Dataset rows for apps and sites
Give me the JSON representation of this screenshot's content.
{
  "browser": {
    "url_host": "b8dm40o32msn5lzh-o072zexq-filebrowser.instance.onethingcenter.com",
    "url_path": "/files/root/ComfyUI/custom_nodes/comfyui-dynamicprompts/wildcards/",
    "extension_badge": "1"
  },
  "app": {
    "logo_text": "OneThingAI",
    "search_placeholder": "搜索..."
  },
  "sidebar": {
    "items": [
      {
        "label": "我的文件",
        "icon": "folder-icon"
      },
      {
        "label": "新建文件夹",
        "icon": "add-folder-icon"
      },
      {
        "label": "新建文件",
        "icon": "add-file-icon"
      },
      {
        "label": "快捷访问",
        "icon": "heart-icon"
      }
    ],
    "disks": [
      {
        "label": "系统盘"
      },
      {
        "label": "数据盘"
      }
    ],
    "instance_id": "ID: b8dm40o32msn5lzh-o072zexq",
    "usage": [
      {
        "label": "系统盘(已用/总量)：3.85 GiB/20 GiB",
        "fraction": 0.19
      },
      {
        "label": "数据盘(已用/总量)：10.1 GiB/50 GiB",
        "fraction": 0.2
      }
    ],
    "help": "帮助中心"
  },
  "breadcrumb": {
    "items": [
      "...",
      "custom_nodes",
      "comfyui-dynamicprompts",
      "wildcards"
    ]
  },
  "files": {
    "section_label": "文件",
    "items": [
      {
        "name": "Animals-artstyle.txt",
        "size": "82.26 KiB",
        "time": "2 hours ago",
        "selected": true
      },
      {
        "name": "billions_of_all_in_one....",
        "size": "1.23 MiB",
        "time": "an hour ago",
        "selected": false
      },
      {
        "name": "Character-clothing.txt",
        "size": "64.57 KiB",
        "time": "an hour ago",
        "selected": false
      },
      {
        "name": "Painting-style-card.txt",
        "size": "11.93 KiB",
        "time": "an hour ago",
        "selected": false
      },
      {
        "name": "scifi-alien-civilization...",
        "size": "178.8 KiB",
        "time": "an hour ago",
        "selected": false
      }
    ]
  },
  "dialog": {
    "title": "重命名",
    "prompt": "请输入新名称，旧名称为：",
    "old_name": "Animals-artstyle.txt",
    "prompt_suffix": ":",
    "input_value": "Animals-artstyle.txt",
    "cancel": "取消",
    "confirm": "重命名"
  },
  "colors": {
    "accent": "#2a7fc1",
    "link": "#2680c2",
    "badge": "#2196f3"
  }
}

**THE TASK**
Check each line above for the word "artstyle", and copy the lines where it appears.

**TASK RESPONSE**
        "name": "Animals-artstyle.txt",
    "old_name": "Animals-artstyle.txt",
    "input_value": "Animals-artstyle.txt",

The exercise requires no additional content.